Sunday, July 29, 2012

I dust the dust.

In yesterday's post, I mentioned a book titled "How to Read a Book" by Mortimer Adler and Charles VanDoren.  This book differentiates reading skills based on the type of book and the goals of the reader.  For example, the authors present a set of simple rules to improve analytical reading of expository (essentially non-fiction) texts.  Their rules require active participation in the by the reader-- asking questions of the text, finding answers, identifying the unified whole, the parts that compose that whole, and so on.  Reading a novel or a poem is quite different and the authors talk about being receptive to the effects of imaginative literature.  The reader is still active, but to quote Adler and Van Doren,  "It is a sort of passive action, if we may be allowed the expression, or, better, active passion."

Well, I am not in a position to allow or disallow the expression, but that sentence sent my brain aswirl.  The authors go on to clarify their point, that "we must act in a way, when reading a story, that we let it act on us."  Ok.  I get the idea.

But, think about those words active, action, passive, passion.

Clearly, someone that takes action is active and someone that is active takes action,  by definition.

But is someone with passion passive?  Does someone who is passive have passion?  Is fire ice?  Is ice fire?

I didn't think so.

This led me to look up the etymology of the words passive and passion.  I wondered if it was accident of linguistic evolution that these two words sound similar but actually come from different origins.  You know, like ZigZag and Pippi look a lot alike, but are unrelated.  But no, passion and passive are two branches of the same  tree.  Both words come from the Latin word pati- which means to suffer or endure, which in turn comes from the earlier Proto-Indo-European root pei- which means to hurt.

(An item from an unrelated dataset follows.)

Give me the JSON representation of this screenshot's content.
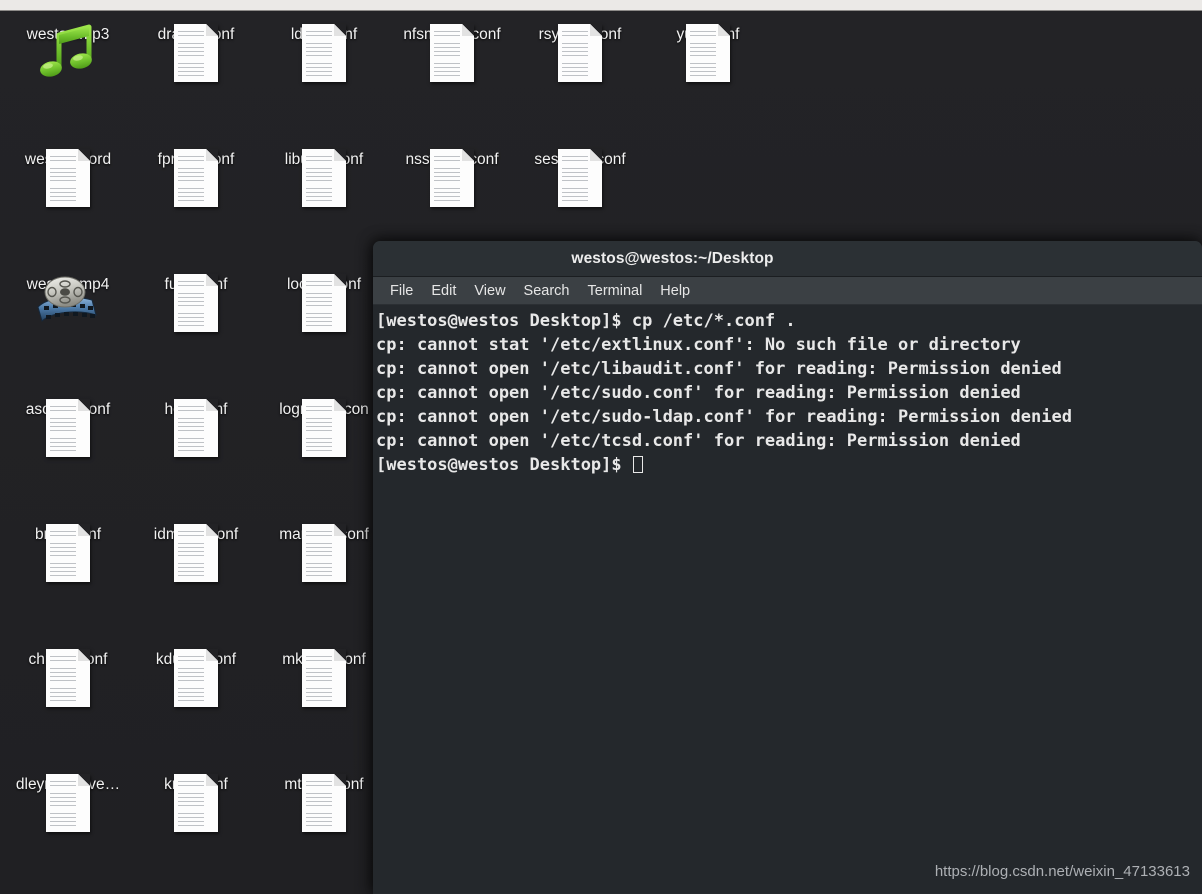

And now that I think about it, that makes sense. 

Some say the world will end in fire
Others say in ice.


And either way it sounds painful.

I wondered if there were other examples of words that come from the same root, but have opposite or seemingly contradictory meanings.  I did a little research and found that such words are called contranyms and there are lots of examples.  For instance:

I had to dust the counter after dusting the cake with powdered sugar.  (Since it is me, I probably had to vacuum too!)

I sanction sanctions. (Like the ones received by Penn State in the Sandusky/Paterno debacle)

So, whether I sanction or sanction Adler and Mortimer's use of the expression "passive action,"  I certainly acknowledge that English, and I imagine all languages, are rife with ambiguity and inconsistency.  Just like the people that speak them!

Tonight I am grateful for the opportunity to visit with extended family!  It was wonderful to see my niece and nephew and their other halves.






1 comment:

  1. We are a not-for-profit educational organization, founded by Mortimer Adler and we have recently made an exciting discovery--three years after writing the wonderfully expanded third edition of How to Read a Book, Mortimer Adler and Charles Van Doren made a series of thirteen 14-minute videos--lively discussing the art of reading. The videos were produced by Encyclopaedia Britannica. For reasons unknown, sometime after their original publication, these videos were lost.

    Three hours with Mortimer Adler and Charles Van Doren, lively discussing the art of reading, on one DVD. A must for libraries and classroom teaching the art of reading.

    I cannot exaggerate how instructive these programs are--we are so sure that you will agree, if you are not completely satisfied, we will refund your donation.

    Please go here to see a clip and learn more:

    http://www.thegreatideas.org/HowToReadABook.htm

    ISBN: 978-1-61535-311-8

    Thank you,

    Max Weismann

    ReplyDelete